**Extracted data**
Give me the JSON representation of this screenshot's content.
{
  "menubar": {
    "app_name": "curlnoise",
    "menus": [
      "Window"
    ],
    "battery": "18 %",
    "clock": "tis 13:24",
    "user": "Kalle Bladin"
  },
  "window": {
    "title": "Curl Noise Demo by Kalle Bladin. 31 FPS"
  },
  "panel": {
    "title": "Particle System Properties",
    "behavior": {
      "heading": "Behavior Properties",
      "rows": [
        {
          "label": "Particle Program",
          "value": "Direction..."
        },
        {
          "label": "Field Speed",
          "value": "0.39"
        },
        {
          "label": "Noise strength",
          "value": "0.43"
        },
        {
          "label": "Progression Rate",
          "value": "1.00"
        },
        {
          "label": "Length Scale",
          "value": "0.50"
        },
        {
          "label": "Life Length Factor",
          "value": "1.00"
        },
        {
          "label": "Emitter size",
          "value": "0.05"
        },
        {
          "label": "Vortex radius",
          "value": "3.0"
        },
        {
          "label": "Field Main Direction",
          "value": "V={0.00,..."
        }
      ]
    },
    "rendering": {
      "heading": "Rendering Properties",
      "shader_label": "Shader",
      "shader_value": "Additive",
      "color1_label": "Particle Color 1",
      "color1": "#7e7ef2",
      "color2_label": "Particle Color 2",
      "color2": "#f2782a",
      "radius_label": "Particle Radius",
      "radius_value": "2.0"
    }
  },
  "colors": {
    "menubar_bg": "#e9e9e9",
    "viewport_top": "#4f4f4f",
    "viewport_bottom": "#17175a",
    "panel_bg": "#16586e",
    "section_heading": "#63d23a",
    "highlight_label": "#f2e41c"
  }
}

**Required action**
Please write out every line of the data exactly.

**Task output**
Give me the JSON representation of this screenshot's content.
{
  "menubar": {
    "app_name": "curlnoise",
    "menus": [
      "Window"
    ],
    "battery": "18 %",
    "clock": "tis 13:24",
    "user": "Kalle Bladin"
  },
  "window": {
    "title": "Curl Noise Demo by Kalle Bladin. 31 FPS"
  },
  "panel": {
    "title": "Particle System Properties",
    "behavior": {
      "heading": "Behavior Properties",
      "rows": [
        {
          "label": "Particle Program",
          "value": "Direction..."
        },
        {
          "label": "Field Speed",
          "value": "0.39"
        },
        {
          "label": "Noise strength",
          "value": "0.43"
        },
        {
          "label": "Progression Rate",
          "value": "1.00"
        },
        {
          "label": "Length Scale",
          "value": "0.50"
        },
        {
          "label": "Life Length Factor",
          "value": "1.00"
        },
        {
          "label": "Emitter size",
          "value": "0.05"
        },
        {
          "label": "Vortex radius",
          "value": "3.0"
        },
        {
          "label": "Field Main Direction",
          "value": "V={0.00,..."
        }
      ]
    },
    "rendering": {
      "heading": "Rendering Properties",
      "shader_label": "Shader",
      "shader_value": "Additive",
      "color1_label": "Particle Color 1",
      "color1": "#7e7ef2",
      "color2_label": "Particle Color 2",
      "color2": "#f2782a",
      "radius_label": "Particle Radius",
      "radius_value": "2.0"
    }
  },
  "colors": {
    "menubar_bg": "#e9e9e9",
    "viewport_top": "#4f4f4f",
    "viewport_bottom": "#17175a",
    "panel_bg": "#16586e",
    "section_heading": "#63d23a",
    "highlight_label": "#f2e41c"
  }
}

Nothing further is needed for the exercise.